═════ Information supplied ═════
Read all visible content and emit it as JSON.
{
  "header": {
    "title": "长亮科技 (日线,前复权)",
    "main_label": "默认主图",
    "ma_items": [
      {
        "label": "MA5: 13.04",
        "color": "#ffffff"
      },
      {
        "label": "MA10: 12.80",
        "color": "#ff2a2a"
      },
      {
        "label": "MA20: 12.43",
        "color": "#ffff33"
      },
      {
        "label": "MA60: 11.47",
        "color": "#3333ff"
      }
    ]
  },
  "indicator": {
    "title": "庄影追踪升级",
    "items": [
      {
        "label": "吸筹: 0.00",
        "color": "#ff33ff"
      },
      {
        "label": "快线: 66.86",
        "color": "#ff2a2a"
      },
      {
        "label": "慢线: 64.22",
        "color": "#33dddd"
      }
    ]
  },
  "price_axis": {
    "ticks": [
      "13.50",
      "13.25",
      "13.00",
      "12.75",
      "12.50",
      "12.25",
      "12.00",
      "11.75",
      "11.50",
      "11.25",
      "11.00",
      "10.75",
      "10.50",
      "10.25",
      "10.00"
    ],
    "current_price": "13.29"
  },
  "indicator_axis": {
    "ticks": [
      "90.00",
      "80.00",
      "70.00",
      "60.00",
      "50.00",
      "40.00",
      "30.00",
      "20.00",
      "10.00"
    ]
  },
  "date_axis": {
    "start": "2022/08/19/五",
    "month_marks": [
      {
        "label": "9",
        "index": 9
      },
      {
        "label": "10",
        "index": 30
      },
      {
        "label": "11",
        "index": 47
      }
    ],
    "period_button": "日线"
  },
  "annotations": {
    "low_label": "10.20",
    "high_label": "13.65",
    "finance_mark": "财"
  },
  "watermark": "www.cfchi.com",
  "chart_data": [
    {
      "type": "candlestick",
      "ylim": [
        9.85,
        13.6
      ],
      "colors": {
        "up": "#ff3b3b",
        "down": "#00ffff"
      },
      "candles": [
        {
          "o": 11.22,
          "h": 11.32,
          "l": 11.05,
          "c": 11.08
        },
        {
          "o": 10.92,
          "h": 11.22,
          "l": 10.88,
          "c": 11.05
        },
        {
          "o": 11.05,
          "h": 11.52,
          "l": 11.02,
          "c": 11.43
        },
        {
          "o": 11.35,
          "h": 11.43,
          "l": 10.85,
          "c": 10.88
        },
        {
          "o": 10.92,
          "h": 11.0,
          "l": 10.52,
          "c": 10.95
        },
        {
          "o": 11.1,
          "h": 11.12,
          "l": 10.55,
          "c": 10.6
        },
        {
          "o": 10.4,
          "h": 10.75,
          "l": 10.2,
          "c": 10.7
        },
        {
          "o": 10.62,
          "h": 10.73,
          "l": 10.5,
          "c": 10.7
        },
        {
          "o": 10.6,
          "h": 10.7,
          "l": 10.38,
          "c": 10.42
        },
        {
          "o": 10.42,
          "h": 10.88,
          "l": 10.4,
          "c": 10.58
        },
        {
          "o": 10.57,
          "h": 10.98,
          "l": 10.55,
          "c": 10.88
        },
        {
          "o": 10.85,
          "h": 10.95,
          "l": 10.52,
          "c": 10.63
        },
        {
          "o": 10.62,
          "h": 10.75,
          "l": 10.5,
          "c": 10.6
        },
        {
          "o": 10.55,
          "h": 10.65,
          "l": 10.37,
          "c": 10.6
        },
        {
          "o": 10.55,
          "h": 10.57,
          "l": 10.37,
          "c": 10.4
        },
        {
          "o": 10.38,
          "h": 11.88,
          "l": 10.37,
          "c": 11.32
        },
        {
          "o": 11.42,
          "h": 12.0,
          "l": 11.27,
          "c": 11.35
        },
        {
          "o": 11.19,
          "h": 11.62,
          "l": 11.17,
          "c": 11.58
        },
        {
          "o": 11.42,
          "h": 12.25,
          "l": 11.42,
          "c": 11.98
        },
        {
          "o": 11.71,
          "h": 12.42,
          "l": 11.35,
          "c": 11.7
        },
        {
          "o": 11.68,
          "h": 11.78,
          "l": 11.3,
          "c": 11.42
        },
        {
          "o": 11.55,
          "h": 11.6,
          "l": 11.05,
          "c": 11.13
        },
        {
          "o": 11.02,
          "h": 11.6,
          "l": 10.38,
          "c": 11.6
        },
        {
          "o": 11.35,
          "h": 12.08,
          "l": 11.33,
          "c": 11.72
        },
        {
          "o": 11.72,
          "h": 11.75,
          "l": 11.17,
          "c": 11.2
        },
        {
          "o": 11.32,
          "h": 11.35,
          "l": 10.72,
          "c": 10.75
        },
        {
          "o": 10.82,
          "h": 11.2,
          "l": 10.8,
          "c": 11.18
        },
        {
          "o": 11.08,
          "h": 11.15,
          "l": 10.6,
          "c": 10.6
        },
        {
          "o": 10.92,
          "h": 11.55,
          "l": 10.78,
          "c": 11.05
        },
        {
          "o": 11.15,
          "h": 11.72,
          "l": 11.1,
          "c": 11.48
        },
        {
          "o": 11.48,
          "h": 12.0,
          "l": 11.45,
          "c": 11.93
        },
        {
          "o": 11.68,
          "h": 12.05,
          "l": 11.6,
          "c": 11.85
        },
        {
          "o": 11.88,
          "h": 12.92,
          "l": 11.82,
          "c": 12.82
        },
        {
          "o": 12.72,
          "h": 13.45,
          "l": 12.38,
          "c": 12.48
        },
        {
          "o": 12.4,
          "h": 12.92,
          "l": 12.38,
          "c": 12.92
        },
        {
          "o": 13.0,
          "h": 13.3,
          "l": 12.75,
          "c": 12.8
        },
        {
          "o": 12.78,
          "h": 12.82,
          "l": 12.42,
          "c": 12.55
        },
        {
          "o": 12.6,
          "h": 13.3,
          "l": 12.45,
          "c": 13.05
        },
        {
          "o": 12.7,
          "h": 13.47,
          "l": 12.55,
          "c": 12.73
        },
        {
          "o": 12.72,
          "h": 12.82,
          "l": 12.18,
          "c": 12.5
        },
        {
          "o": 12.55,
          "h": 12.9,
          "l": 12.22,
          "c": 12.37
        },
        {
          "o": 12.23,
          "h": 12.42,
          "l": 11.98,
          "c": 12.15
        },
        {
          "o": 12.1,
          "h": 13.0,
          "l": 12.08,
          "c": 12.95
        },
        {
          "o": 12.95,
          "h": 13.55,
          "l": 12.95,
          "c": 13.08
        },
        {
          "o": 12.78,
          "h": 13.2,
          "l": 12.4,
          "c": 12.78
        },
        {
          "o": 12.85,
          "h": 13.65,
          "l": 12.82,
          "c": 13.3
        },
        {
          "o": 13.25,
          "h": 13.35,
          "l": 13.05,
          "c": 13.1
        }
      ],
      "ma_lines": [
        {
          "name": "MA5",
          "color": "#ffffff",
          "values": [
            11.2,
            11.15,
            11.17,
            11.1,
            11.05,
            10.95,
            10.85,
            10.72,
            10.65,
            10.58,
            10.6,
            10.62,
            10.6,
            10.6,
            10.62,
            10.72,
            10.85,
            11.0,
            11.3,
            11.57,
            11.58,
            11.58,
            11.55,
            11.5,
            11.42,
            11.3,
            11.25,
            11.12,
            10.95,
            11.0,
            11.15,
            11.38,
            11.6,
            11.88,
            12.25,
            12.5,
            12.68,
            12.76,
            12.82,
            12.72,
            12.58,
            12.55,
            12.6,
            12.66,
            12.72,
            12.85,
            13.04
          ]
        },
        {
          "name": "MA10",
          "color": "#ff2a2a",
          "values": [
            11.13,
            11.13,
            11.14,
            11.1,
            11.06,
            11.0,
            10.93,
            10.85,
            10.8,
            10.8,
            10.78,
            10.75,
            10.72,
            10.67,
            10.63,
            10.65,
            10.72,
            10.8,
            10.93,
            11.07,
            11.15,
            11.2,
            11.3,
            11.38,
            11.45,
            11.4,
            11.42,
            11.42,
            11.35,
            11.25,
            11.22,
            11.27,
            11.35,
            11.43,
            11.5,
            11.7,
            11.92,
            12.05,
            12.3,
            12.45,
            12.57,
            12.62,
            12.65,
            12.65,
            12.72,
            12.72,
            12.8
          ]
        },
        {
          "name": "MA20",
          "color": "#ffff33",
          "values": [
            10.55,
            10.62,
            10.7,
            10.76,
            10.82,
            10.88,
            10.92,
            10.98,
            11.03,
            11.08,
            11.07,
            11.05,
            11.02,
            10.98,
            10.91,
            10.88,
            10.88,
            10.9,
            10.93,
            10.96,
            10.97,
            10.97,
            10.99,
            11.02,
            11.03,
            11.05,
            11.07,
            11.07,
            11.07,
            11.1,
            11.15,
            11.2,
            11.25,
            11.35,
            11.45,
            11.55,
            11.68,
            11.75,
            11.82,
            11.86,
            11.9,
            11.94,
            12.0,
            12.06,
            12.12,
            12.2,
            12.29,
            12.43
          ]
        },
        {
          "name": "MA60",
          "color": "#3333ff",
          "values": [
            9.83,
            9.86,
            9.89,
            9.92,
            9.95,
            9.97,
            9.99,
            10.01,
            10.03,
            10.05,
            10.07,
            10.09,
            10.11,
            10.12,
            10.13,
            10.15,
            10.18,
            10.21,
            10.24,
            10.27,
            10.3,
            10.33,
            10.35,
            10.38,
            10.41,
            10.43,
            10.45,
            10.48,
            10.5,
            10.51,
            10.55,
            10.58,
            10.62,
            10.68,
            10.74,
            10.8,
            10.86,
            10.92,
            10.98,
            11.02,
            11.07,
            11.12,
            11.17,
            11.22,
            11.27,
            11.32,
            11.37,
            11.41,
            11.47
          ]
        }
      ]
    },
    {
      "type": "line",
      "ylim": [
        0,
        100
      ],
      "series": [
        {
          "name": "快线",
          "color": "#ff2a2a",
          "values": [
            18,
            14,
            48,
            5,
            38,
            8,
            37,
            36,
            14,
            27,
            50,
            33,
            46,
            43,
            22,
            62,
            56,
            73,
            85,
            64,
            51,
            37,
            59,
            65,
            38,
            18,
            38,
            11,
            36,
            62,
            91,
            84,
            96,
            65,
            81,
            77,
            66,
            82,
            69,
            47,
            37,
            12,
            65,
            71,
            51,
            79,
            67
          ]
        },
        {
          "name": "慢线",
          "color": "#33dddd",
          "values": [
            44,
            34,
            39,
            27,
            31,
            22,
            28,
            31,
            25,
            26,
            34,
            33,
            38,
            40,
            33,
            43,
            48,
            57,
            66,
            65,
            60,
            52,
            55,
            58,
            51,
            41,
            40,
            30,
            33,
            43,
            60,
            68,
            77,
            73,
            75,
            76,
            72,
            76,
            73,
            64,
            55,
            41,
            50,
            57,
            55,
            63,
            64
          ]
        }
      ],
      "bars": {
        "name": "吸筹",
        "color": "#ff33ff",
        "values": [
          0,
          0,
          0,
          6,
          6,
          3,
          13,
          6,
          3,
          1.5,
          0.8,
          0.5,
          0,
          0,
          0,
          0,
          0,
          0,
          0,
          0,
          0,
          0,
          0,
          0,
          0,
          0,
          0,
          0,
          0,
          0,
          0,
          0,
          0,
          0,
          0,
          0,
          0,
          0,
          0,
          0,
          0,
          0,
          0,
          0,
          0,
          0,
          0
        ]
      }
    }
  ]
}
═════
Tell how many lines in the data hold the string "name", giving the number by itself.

7